Belkhir, L., & Elmeligi, A. (2018). Assessing ICT Global Emissions Footprint: Trends to 2040 & Recommendations. Journal of Cleaner Production, 177, 448–463.
Ercan, M., Malmodin, J., Bergmark, P., Kimfalk, E., & Nilsson, E. (2016). Life Cycle Assessment of a Smartphone. In Proceedings of ICT for Sustainability 2016. Amsterdam, the Netherlands: Atlantis Press.
Keller, R., Stucki, M., & Itten, R. (2019). Projekt Digitale Suffizienz – Ökobilanzbericht zur Nutzung digitaler Geräte durch Jugendliche in der Schweiz. Wädenswil: Institut für Umwelt und Natürliche Ressourcen ZHAW.
Moberg, Å., Borggren, C., Ambell, C., Finnveden, G., Guldbrandsson, F., Bondesson, A., Malmodin, J., & Bergmark, P. (2014). Simplifying a Life Cycle Assessment of a Mobile Phone. The International Journal of Life Cycle Assessment, 19(5), 979–993.
Proske, M., Clemm, C., & Richter, N. (2016). Life Cycle Assessment of the Fairphone 2 (Final Report, November 2016). Berlin: Fraunhofer IZM.
Concha y Toro winery is leader in the wine industry. With productive operations in three countries – Chile, Argentina and the United States -, the group has consolidated its global position with a presence in 147 countries. They recently published their ambitious emission reduction goals approved by the Science Based Targets Initiative (SBTi), becoming the first Latin American company and the first in that industry to have targets aligned with the goal of keeping global warming below 1,5ºC, by committing to reduce absolute scope 1, 2 and 3 GHG emissions by 55% by 2030.

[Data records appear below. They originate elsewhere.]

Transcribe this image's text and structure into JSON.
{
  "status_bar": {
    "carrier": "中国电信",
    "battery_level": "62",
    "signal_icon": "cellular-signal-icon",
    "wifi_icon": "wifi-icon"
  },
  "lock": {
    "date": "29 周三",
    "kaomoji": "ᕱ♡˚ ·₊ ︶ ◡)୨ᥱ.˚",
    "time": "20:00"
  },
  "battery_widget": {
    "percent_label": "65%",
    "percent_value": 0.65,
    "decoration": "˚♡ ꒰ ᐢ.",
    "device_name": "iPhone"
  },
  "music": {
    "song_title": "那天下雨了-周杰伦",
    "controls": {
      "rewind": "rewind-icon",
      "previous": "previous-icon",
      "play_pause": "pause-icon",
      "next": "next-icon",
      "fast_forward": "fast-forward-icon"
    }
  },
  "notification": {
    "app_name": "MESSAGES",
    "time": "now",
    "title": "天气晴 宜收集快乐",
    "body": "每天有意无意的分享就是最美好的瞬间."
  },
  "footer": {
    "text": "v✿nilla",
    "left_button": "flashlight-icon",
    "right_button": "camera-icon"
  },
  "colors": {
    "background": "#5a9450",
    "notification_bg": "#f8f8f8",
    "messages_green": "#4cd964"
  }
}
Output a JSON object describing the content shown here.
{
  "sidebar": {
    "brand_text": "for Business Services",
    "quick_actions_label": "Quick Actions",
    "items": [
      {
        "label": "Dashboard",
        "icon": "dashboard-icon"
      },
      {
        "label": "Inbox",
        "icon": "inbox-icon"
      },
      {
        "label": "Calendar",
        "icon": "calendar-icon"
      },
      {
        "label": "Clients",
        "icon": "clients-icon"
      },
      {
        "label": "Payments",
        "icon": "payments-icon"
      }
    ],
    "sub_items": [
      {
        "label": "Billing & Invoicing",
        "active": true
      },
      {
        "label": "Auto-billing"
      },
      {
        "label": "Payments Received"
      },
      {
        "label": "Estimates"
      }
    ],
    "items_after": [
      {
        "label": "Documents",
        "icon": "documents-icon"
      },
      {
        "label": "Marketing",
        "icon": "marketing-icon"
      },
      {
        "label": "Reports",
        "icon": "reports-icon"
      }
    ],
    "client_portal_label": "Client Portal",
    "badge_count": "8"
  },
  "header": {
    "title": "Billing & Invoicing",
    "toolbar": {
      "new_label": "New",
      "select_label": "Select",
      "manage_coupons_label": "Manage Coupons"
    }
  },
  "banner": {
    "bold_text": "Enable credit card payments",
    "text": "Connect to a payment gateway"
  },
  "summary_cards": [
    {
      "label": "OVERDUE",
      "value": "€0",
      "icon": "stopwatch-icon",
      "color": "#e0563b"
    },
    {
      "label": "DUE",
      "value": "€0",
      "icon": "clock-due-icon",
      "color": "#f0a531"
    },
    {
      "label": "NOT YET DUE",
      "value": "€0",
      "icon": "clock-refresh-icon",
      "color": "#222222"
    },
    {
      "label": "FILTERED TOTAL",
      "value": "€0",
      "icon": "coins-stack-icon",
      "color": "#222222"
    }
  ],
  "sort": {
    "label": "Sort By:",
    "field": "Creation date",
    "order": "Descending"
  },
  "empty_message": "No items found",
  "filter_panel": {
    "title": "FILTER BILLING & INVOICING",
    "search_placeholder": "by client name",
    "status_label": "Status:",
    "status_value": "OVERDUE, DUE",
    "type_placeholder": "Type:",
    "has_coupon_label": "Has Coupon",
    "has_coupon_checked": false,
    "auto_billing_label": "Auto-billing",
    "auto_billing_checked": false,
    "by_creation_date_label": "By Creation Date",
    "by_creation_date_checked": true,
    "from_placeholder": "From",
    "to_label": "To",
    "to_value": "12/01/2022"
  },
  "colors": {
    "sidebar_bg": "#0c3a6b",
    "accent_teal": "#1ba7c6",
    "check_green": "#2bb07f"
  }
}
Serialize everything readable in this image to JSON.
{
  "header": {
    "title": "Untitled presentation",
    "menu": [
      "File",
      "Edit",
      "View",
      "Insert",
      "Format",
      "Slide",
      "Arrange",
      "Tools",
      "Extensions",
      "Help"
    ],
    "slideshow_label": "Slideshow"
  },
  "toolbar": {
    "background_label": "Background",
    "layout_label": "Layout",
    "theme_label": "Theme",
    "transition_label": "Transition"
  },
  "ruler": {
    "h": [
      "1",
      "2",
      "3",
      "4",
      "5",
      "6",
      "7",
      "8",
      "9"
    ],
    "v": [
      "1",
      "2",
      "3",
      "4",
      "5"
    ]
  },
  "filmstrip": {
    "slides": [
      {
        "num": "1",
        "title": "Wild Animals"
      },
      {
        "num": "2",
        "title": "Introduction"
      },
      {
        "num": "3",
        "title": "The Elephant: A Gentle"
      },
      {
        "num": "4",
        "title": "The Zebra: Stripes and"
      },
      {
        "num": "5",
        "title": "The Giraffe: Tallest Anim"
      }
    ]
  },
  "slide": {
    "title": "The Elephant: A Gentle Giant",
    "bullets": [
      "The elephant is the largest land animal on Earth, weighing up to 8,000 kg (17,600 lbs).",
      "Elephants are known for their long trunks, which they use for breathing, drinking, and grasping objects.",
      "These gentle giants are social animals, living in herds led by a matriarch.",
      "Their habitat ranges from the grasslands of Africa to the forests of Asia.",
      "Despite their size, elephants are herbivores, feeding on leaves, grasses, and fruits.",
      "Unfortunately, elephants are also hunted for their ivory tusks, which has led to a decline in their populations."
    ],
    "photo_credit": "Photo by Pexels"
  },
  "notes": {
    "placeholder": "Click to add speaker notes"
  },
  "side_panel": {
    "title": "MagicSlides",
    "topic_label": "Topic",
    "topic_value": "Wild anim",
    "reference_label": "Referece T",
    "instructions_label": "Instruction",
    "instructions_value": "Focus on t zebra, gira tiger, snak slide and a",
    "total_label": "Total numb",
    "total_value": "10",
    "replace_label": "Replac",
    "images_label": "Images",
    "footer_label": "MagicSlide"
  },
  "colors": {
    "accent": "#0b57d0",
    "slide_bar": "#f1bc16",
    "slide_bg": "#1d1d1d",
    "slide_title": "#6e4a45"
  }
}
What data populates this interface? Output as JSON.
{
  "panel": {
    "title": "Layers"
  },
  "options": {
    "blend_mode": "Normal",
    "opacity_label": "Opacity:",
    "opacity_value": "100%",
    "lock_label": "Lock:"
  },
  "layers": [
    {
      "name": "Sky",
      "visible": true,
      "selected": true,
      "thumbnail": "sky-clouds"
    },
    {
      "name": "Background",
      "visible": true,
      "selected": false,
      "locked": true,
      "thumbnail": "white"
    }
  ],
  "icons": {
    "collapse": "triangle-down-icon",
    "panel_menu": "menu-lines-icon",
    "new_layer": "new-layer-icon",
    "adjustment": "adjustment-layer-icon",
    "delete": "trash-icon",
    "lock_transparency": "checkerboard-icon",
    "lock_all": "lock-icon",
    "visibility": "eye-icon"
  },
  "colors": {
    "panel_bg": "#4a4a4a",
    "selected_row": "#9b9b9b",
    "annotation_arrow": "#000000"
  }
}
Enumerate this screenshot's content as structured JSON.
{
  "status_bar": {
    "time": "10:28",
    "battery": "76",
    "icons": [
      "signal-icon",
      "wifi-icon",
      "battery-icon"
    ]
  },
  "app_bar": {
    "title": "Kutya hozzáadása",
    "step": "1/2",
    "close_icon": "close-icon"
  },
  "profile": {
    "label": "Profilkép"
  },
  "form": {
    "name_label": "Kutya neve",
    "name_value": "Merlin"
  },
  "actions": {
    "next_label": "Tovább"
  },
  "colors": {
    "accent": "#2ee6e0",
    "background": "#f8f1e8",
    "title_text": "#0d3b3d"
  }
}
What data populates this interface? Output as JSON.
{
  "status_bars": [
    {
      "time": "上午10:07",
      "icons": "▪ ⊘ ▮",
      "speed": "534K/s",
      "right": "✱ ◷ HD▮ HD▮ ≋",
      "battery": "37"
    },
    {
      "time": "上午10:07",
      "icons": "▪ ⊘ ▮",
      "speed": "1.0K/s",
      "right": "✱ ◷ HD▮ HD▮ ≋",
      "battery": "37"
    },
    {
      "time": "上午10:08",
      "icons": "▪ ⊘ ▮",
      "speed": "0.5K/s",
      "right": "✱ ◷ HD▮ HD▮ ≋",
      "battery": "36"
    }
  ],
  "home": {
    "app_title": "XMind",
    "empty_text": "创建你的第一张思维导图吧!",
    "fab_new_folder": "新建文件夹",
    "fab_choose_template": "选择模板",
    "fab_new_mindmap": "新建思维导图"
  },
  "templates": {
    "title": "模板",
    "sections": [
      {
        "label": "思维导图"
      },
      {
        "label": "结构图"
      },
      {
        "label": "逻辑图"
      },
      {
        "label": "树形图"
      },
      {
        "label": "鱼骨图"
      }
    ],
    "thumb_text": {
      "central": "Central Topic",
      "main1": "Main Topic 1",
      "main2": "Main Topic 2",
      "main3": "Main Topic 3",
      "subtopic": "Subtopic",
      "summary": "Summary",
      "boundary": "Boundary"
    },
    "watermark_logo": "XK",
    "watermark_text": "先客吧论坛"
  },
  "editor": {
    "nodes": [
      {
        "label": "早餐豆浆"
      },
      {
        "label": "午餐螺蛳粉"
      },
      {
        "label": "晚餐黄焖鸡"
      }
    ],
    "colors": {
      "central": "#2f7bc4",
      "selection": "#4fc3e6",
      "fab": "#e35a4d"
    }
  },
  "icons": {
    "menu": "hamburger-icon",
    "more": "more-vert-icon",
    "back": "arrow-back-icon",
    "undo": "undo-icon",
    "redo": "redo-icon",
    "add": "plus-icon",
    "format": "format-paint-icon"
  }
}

Approximately 55% of their total GHG emissions are due their packaging, and within packaging, the glass bottle represents 78% of emissions; therefore, the glass bottle represents roughly 48% of their total GHG emissions.
On June 1, 2016, the extended producer responsibility and recycling promotion law (REP in Spanish) was published in Chile. This law is not yet in force, however there are several companies that are already anticipating on how to comply. On the other hand, Chilean consumers are increasingly informed and sensitive about the effects of their purchase decisions on climate change.
Given all of the above, Concha y Toro together with Edge Chile conducted a comparative life cycle analysis between the different wine packaging options. This analysis considered Concha y Toro’s current packaging scenario for their main exporting markets, and how the REP’s recycled content requirement would affect the results. Results didn’t improve glass performance in comparison to others such as bag in box, plastic or tetra Pak, which has encouraged the creation of innovation worktables for more sustainable wine packages than those already available.